◆ **THE PROBLEM**: Where in the listing does the string "users" appear? Copy every line that holds it.

◆ **MATERIALS PROVIDED**:
::::

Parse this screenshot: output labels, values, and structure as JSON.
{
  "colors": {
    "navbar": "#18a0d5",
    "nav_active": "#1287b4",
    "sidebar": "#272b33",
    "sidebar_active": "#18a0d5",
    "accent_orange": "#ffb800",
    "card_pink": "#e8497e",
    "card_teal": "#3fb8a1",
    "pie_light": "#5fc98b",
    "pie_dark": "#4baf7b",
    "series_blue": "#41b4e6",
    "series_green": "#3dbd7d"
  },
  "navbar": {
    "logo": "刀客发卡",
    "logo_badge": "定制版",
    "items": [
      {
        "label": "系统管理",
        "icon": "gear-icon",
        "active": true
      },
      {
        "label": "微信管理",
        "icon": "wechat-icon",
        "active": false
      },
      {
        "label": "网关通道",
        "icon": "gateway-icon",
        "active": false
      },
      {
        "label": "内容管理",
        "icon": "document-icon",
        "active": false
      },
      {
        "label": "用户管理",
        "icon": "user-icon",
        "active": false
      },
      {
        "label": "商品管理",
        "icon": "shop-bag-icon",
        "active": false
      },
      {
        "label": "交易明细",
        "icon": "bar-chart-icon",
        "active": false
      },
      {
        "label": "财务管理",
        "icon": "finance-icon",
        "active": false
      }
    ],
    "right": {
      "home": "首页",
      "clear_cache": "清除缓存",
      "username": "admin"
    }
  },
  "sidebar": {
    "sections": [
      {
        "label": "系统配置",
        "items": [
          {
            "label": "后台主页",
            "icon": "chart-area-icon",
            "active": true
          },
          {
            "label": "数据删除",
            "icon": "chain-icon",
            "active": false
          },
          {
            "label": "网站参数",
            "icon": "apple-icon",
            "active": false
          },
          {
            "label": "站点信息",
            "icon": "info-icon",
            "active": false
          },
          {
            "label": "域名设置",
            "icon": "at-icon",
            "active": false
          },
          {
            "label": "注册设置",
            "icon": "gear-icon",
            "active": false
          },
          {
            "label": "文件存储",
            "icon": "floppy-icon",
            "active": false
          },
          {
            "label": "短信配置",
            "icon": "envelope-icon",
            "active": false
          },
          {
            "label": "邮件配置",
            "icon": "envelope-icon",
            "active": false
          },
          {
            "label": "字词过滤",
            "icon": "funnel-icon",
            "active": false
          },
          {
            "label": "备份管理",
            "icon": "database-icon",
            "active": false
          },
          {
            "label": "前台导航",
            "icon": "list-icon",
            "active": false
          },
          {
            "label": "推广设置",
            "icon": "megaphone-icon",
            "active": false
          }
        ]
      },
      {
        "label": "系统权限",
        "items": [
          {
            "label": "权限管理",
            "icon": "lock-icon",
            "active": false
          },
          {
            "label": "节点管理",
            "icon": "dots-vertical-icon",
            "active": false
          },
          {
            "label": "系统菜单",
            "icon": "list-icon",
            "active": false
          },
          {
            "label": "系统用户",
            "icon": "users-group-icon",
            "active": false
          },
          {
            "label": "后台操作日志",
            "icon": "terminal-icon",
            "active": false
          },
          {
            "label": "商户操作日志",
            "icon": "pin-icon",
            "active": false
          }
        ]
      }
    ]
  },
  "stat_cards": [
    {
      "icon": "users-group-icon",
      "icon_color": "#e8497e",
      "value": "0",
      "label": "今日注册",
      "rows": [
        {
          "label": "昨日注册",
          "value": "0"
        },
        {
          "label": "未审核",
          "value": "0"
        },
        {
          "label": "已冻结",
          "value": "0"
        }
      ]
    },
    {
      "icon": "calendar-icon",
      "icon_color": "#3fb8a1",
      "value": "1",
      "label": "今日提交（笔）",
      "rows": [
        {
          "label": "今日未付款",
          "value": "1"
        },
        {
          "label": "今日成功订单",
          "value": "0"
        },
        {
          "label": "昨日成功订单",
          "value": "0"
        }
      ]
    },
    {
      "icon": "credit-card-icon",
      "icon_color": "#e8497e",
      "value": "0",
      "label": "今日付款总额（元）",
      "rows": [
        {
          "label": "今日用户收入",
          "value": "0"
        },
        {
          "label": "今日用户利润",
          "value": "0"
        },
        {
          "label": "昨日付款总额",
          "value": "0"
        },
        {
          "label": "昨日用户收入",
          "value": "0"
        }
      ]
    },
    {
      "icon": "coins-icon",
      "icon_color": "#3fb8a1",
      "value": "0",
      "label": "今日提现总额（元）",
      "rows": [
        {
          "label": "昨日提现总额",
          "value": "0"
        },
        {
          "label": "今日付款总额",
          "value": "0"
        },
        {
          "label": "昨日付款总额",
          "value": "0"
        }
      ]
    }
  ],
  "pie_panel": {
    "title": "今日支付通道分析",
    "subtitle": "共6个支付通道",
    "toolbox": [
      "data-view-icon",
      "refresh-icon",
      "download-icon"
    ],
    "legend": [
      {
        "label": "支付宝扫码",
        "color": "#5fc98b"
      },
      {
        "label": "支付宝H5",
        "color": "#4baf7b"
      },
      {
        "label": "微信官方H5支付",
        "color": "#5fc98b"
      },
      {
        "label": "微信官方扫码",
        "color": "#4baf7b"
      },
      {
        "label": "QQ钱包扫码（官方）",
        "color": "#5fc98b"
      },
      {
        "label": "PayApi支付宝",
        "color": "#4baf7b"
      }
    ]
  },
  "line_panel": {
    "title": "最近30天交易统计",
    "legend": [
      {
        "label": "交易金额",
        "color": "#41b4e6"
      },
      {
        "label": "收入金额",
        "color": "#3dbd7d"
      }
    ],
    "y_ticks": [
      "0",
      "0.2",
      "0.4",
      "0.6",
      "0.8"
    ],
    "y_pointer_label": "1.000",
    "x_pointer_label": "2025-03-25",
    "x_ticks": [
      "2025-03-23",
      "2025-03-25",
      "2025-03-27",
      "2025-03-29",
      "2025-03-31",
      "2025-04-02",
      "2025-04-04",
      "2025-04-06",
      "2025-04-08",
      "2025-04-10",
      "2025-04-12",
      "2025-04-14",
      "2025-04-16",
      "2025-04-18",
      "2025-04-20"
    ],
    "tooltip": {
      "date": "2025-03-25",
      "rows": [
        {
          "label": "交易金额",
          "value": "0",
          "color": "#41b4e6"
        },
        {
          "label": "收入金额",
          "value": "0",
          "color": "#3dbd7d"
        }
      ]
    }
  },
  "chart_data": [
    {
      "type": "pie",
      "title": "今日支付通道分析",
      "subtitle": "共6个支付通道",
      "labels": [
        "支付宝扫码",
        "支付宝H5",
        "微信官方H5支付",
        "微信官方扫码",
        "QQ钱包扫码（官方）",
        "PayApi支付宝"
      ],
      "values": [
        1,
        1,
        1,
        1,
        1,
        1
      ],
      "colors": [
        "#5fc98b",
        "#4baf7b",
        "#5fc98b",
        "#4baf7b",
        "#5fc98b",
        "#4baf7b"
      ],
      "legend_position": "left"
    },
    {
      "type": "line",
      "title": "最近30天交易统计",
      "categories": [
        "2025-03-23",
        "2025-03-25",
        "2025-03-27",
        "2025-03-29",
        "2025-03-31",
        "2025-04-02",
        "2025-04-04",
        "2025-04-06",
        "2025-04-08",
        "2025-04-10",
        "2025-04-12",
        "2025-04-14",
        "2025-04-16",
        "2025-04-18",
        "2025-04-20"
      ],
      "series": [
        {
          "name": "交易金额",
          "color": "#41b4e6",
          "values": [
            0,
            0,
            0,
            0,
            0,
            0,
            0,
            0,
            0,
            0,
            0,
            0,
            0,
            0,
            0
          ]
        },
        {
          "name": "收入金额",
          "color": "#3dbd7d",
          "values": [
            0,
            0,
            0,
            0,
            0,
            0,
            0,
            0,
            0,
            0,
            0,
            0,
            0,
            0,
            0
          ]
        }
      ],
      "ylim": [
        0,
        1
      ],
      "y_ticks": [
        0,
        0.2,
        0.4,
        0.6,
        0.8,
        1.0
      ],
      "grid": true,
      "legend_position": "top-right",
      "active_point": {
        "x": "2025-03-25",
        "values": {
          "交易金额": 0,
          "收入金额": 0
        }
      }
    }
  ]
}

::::

◆ **WORKED SOLUTION**:
            "icon": "users-group-icon",
      "icon": "users-group-icon",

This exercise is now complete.